To start a new batch of starter, place the quart of leftover starter in a clean bowl. Add 1 cup freshly ground rye flour plus water each day, changing bowls, until 3 quarts are obtained.

Sourdough Flat Bread (serves 6)

3 cups whole wheat flour

1/3 cup sourdough starter

1 and 1/2 cups warm (not hot) water

3/4 tsp. sea salt

  1. In a ceramic, glass or stainless steel bowl, mix all dry ingredients well
  2. Add liquids and stir until completely mixed.
  3. Cover with a cloth or a lid, and let it set on the counter (7-12 hours). The longer you leave it the more sour it will become.
  4. Cook on a buttered electric griddle (350*) or skillet on medium heat.

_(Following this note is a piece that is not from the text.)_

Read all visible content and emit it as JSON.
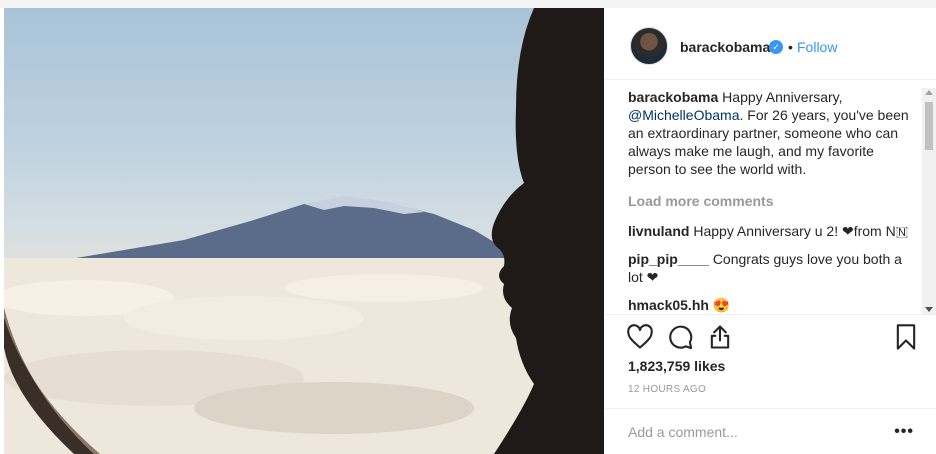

Scoop out handfuls of dough with wet hands and pat flat. They take longer to cook than pancakes. Flip when bubbles leave a hole in bread.
  5. Top with sausage and cheese, peanut butter and honey, or any combination you like.
PizzaDough/ Hot Pocket Dough (serves 6)
  1. Use the same measurements as Sourdough Flat Bread.
  2. Follow the first 3 steps in that recipe.
  3. Then gradually add ½ cup flour and stir well with a spoon.
  4. Sprinkle some flour on counter top.
  5. Make 6 equal size balls of dough.
  6. Roll each one out until dough is between ¼-1/8” thick.
For Pizza: Spread pizza sauce with a spoon, then add toppings and cheese. Bake @ 400*F for 12-15 minutes.
For Hot Pockets: Place hot pocket ingredients on one half of the circle leaving a ½” space along edge so you can fold dough over and seal. Pinch edges until sealed. Poke a few holes in the top with a fork. Bake @ 400*F for 15-17 minutes.

Whole Wheat Sourdough Bread (makes 1 loaf)


(For each loaf of bread you will use ¼ cup starter, 1 cup water, and 1 tsp. salt)

(Time from start to finish in baking a loaf of bread is approximately 10-12 hours)

(7 hours to make sponge, 2-3 hours for loaf to rise, 30-60 minutes to bake, depending on loaf size)


1. First make a sponge. In a glass or ceramic bowl add:

  • ¼ cup sourdough starter
  • 1 cup warm (not hot) water
  • 1 cup flour

Stir and let this sponge sit on the counter (covered with a cloth) for 7-12 hours. The longer it sits, the more sour it will be.

2. In a large mixing bowl add 1 cup whole wheat flour and 1 tsp.salt.

3. Mix well.

4. Add the sponge to the dry ingredients and stir with a spoon until you can’t anymore.

5. Add 1 more cup of flour and knead aggressively by hand for exactly 15 minutes (the time is important!)

6. Form the dough into a loaf and with a sharp knife score the top of loaf and let rise until doubled in size (2-3 hours depending on room temperature)

7. Heat oven to 350*F

8. Bake for 30-45 minutes


  1. When making the bread, do you take 1/4 cup healthy starter straight from the fridge to make your sponge or 1/4 c freshly fed and risen starter? Thanks! I'm new to sourdough!

  2. You can use either one. And if you have any other questions, I'd be more than happy to answer them if I can. Good Luck! :-)